Here’s everything you need to know about why you should take advantage of rest and recovery:
1. They make you stronger
You may think fitness gains are only made when you’re beasting yourself during a sweat session, rest is just as important if you want to hit your workout goals.
After all, muscle is developed in its ‘repair phase’, when you’re resting and refuelling which is why you need to ensure your nutrition is on point as well as your workout.
Every time you work out you create microscopic tears in your muscle tissues. When you rest, your muscles start to heal and grow back stronger, meaning you’ll be able to do the same workout with less effort in the future.
2. The help you avoid injury
By skipping rest days you could end up spending longer out of the gym with injuries. Working out when your body and mind are tired means you’re more likely to have bad form, trip or stumble and you’re also at risk of overuse injuries as you constantly stress and strain the body and don’t allow it the necessary time to repair itself.
By increasing the amount of training you’re doing or upping the intensity, without giving your body enough time to rest and recover you can cause overuse injuries were the most common types of injury in elite athletics. These can lead to at least three weeks out of training.
3. They help you progress
Without rest days you could end up with your fitness progress grinding to a halt. Exercise releases stress hormones and, just as working long hours with no days off can negatively impact your health, too much exercise without enough rest can lead to burnout.
Also known as overtraining syndrome, burning out can affect your central nervous system, throwing everything out of whack. Your central nervous system is made up of different parts including the sympathetic nervous system – which triggers fight or flight mode – and the parasympathetic nervous system, which helps calm your body down again. If you’re not taking the time you need to rest and recover, then the constant stress of exercise can mess with your system’s natural responses.
This can leave you feeling constantly tired and drained. Workouts can feel much harder than they used to and you may struggle to do exercises you found fairly straightforward before.
4. They help you train harder
Taking time off gives your body and mind time to reset, recharge and recover. Your muscles will be less sore and fatigued and, instead of just going through the motions, you’ll be able to give your next workout the effort it needs to get results.
Mini breaks keep your motivation running on overdrive, preventing exercise from becoming a chore.

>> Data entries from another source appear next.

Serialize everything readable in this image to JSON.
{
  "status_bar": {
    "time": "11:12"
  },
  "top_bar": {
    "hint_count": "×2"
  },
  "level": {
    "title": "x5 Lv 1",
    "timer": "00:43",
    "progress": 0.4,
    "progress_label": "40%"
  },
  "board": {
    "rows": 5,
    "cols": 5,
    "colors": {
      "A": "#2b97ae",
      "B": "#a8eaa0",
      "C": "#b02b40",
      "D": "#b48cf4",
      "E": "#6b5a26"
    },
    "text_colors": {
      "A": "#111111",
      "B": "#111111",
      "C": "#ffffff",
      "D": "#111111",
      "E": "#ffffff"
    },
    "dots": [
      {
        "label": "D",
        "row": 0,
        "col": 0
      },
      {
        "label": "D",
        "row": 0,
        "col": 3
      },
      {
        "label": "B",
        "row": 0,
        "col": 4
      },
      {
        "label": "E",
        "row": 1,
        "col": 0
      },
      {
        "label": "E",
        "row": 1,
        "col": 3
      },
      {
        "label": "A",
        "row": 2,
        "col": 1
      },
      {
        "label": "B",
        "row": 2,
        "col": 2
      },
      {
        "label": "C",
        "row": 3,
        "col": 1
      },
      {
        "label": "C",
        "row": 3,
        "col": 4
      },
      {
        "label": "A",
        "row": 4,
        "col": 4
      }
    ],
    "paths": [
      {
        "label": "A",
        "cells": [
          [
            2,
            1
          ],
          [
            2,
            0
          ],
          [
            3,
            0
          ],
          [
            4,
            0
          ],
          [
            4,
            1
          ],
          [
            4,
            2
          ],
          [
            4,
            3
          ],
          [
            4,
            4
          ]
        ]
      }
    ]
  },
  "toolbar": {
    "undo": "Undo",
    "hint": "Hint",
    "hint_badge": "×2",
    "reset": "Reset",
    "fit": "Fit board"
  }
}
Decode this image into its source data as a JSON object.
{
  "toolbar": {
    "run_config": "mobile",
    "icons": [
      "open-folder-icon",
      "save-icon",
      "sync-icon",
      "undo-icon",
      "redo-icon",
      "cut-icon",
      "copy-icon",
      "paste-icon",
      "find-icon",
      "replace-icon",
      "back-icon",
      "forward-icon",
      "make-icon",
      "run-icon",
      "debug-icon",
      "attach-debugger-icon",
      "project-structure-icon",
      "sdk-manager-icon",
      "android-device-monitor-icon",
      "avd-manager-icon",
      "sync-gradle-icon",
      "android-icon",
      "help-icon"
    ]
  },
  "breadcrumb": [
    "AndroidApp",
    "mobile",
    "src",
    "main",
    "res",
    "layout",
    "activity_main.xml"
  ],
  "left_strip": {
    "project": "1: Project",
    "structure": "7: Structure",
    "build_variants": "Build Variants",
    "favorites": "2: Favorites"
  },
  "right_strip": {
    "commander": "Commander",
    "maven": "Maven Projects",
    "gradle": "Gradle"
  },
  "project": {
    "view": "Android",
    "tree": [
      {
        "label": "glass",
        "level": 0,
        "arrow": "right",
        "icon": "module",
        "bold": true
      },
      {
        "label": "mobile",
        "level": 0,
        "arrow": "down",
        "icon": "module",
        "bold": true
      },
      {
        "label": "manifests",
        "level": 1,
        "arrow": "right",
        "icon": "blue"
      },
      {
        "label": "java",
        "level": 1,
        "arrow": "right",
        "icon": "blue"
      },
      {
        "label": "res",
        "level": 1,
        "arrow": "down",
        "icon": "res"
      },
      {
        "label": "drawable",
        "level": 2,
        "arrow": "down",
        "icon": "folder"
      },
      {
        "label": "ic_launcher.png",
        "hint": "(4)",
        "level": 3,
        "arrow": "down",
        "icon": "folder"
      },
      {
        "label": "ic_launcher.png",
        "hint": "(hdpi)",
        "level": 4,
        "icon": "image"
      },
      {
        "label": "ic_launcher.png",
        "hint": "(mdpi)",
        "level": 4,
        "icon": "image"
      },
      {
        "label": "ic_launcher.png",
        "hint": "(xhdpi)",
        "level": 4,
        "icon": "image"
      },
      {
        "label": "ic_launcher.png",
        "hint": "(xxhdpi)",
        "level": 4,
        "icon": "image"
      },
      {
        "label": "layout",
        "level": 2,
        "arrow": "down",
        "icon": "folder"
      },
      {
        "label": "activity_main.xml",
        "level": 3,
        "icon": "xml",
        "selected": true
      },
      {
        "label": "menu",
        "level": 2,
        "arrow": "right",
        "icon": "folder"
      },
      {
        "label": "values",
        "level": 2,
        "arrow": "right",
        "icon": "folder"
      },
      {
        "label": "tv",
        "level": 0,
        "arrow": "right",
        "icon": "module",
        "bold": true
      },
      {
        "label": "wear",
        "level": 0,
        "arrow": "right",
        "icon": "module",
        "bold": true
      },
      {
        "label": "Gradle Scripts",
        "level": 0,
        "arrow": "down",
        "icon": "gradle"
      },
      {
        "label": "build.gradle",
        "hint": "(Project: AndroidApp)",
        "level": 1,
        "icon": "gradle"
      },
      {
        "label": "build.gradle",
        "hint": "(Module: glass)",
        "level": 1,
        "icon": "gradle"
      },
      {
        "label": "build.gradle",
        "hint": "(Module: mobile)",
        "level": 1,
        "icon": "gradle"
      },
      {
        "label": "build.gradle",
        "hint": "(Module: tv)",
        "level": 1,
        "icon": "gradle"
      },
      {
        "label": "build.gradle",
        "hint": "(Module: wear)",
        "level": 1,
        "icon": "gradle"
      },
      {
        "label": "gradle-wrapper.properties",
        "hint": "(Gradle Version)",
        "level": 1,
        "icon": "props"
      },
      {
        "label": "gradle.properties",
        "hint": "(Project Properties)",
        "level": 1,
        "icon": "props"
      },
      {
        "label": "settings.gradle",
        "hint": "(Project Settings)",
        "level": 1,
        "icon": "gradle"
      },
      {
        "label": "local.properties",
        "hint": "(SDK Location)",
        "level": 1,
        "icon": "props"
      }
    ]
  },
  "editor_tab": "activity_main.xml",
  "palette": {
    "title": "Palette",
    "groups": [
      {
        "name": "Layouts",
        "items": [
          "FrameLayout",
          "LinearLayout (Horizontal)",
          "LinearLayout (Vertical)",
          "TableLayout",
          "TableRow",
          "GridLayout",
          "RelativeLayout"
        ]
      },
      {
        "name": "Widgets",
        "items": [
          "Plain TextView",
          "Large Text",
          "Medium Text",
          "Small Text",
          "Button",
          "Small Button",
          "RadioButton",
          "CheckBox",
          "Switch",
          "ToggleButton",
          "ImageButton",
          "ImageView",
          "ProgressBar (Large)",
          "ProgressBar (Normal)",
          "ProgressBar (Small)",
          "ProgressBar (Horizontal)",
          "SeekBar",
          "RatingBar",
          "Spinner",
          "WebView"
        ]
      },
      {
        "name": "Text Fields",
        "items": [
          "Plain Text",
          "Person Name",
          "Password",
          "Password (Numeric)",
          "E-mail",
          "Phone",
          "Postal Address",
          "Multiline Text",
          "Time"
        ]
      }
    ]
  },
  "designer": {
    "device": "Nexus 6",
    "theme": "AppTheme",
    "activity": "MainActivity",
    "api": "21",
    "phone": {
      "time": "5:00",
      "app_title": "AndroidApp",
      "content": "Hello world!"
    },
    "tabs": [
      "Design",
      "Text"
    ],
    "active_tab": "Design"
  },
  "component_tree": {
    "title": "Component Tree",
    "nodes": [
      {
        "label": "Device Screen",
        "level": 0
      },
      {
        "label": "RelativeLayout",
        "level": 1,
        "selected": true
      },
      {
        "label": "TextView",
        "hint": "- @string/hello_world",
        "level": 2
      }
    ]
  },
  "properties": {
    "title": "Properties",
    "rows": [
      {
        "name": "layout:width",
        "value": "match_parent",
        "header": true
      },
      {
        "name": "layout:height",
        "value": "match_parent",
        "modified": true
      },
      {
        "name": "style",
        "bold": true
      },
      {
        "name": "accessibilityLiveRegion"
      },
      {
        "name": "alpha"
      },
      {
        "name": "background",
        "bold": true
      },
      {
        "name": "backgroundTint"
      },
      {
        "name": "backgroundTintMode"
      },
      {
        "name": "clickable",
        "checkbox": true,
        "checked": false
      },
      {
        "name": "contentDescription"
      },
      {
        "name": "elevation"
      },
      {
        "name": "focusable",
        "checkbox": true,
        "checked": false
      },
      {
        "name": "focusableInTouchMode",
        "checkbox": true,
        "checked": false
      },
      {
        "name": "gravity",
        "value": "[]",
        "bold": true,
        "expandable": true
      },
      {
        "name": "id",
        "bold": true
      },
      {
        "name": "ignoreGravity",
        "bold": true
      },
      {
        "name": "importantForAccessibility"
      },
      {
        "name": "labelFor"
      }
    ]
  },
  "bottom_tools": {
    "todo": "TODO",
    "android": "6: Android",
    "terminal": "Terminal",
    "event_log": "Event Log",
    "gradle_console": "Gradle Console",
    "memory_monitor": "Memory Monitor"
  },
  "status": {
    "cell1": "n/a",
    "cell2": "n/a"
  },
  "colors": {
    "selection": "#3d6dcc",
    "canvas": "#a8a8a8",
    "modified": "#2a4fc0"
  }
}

Absence makes the mojo grow stronger.
How many rest days do you need each week?
The number of rest days depends on a number of things, including the duration of your workouts, your current fitness level, goals, age and genetics.
In fact, some people need more rest than others, but, the more intense the training sessions, the more rest the body needs.
Ideally you should be taking up to three rest days a week if you’re exercising for general health and wellbeing. If you are new to exercise, you may want to take more as you gradually increase the frequency of your workouts.
You can also build more rest into your training by scheduling easier workouts for the days following tougher sessions, so you’re not at risk of overdoing it. If you’re strength training, alternating between upper and lower body also gives your muscles extra time to recover.
What do you do on a rest day?
Active recovery – that’s very gentle, low-impact exercise – can be beneficial. Things like walking the dog, playing with your kids, stretching and self-massage with a tool like a foam roller can all get the
It’s important to ensure you’re getting quality sleep, too, as the hormones that help repair your muscles are released during sleep. Add to that a great nutrition plan and you’re on the way to smashing your goals in no time.